Every form of addiction is bad, no matter whether the narcotic be alcohol or morphine or idealism.
Human beings are a funny lot. We pride ourselves on our ability to parse stimuli rationally and yet we rarely, if ever, accomplish the task. Take the Internet, for instance. As fascinating as it is to think that data can be sent so quickly as to allow real-time verbal or epistolary communication between people on the opposite poles of the Earth, it is somewhat mind-boggling that the result is that, as a species, we now spend a large portion of our time staring at a flat back-lit surface pecking away at an array of spring-loaded buttons in order to interact with people, places and things that have no relationship with our present circumstance.
It's a pretty abysmal pastime if you ask me, and yet here I am, passing about a half-an-hour checking email, writing a blog post, accepting unkown facebook friends, reading old news, trying to upload a file three times, etc., etc. It's funny how the more time-saving devices we create, the more we find ways to fill up our time using them. For me, rock vs. iPad is really a no-brainer, and yet I'm sure if I had an iPad, I'd use it, whereas I rarely, if ever, use rocks for much these days.
Worth some thought, anyway. The past two days the Internet has been down and I really didn't miss it. On the contrary, it was a bit of a relief not to have to sit here pecking away like some kind of brain-damaged insect. Peck, peck, peck. Talk about weird.
In other unrelated news, I'm reading my first book in a long time; it's called Irreducible Mind, and really is an incredible look at trying to bridge the gap between modern science and reality. And let me tell you, it's a big gap to fill. Well worth the 800-page read; I'm already 200 pages into it and no sign of flagging yet. Keeps me away from this pecking machine, at any rate.

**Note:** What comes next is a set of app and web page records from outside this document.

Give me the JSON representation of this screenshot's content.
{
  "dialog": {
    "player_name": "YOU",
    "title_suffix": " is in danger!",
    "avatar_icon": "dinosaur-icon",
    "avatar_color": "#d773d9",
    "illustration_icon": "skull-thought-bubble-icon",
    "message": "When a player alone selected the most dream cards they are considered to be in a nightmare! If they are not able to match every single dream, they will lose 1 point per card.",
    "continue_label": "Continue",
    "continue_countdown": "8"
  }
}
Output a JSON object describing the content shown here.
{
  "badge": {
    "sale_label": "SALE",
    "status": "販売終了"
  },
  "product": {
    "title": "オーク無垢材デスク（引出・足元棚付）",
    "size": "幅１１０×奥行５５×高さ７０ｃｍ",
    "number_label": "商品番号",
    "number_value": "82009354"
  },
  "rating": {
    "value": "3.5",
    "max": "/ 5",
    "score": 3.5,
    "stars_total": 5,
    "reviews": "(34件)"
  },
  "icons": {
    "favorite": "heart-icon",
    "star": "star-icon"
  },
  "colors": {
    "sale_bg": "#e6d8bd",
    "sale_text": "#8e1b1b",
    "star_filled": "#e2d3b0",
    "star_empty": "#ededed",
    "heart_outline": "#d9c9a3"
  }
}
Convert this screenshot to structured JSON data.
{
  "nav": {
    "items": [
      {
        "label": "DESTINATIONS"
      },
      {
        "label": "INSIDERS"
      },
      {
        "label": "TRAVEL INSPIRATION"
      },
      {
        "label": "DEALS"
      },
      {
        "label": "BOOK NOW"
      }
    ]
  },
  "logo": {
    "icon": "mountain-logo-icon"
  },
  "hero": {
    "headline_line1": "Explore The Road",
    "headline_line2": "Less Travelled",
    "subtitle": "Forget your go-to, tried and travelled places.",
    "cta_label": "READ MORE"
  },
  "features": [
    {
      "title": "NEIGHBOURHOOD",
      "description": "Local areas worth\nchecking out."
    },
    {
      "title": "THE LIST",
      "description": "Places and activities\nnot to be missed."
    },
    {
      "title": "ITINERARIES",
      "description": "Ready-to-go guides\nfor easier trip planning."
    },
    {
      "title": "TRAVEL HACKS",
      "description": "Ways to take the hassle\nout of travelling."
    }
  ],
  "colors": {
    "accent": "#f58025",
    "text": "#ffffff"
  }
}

Update: Thinking about it a bit more, I guess I'm not seriously suggesting there is no benefit or reason behind using the Internet as a means to expedite or broaden communication pathways, I just wish it really followed through on the promise to actually save me more time than it actually does. It seems like our purported rationale behind the Internet is betrayed by the actual use thereof, often doubling or tripling our expected usage time. Rather than just a tool, it seems for most of us more of a crutch or, for some, almost a life-support system.